● What is being asked
Every line of the listing that contains the word "Indoor" is to be copied out.

● Stored data
########

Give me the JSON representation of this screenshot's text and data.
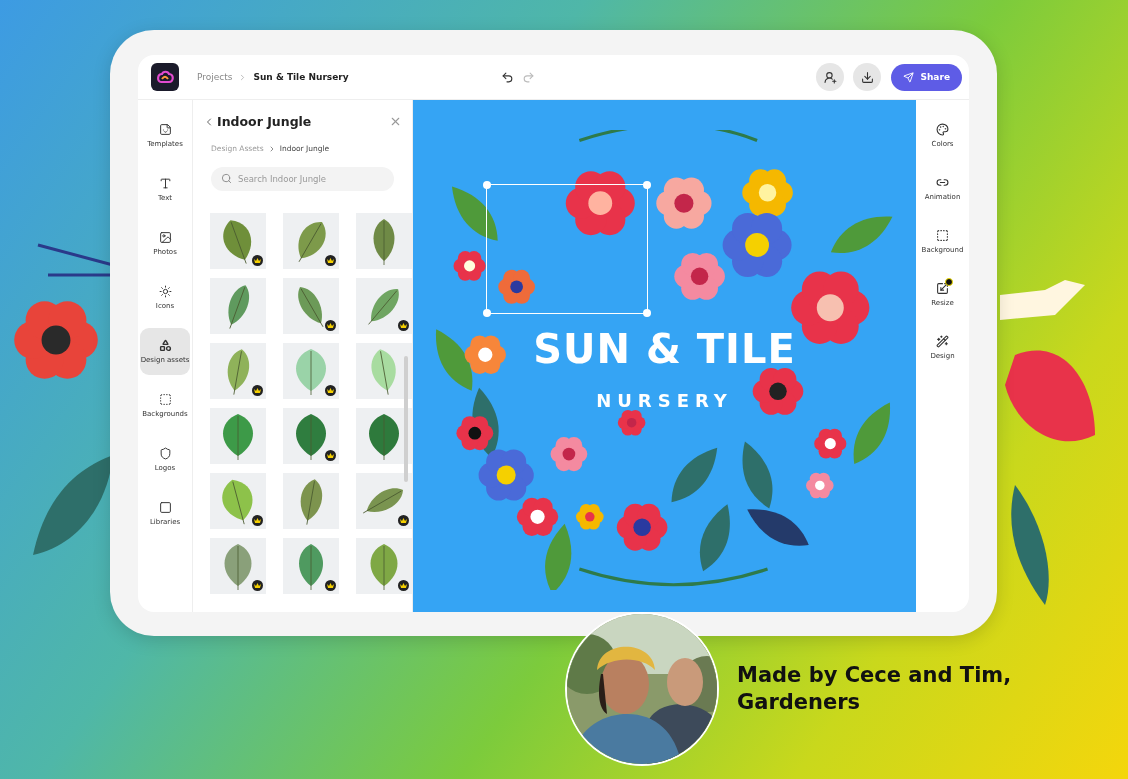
{
  "topbar": {
    "breadcrumb": [
      "Projects",
      "Sun & Tile Nursery"
    ],
    "share_label": "Share"
  },
  "left_rail": [
    {
      "label": "Templates",
      "selected": false
    },
    {
      "label": "Text",
      "selected": false
    },
    {
      "label": "Photos",
      "selected": false
    },
    {
      "label": "Icons",
      "selected": false
    },
    {
      "label": "Design assets",
      "selected": true
    },
    {
      "label": "Backgrounds",
      "selected": false
    },
    {
      "label": "Logos",
      "selected": false
    },
    {
      "label": "Libraries",
      "selected": false
    }
  ],
  "panel": {
    "title": "Indoor Jungle",
    "breadcrumb": [
      "Design Assets",
      "Indoor Jungle"
    ],
    "search": {
      "placeholder": "Search Indoor Jungle"
    },
    "assets": [
      {
        "premium": true
      },
      {
        "premium": true
      },
      {
        "premium": false
      },
      {
        "premium": false
      },
      {
        "premium": true
      },
      {
        "premium": true
      },
      {
        "premium": true
      },
      {
        "premium": true
      },
      {
        "premium": false
      },
      {
        "premium": false
      },
      {
        "premium": true
      },
      {
        "premium": false
      },
      {
        "premium": true
      },
      {
        "premium": false
      },
      {
        "premium": true
      },
      {
        "premium": true
      },
      {
        "premium": true
      },
      {
        "premium": true
      }
    ]
  },
  "canvas": {
    "headline": "SUN & TILE",
    "subheadline": "NURSERY",
    "element_selected": true
  },
  "right_rail": [
    {
      "label": "Colors",
      "badge": false
    },
    {
      "label": "Animation",
      "badge": false
    },
    {
      "label": "Background",
      "badge": false
    },
    {
      "label": "Resize",
      "badge": true
    },
    {
      "label": "Design",
      "badge": false
    }
  ],
  "caption": "Made by Cece and Tim, Gardeners"
}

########

● Finished exercise
    "title": "Indoor Jungle",
      "Indoor Jungle"
      "placeholder": "Search Indoor Jungle"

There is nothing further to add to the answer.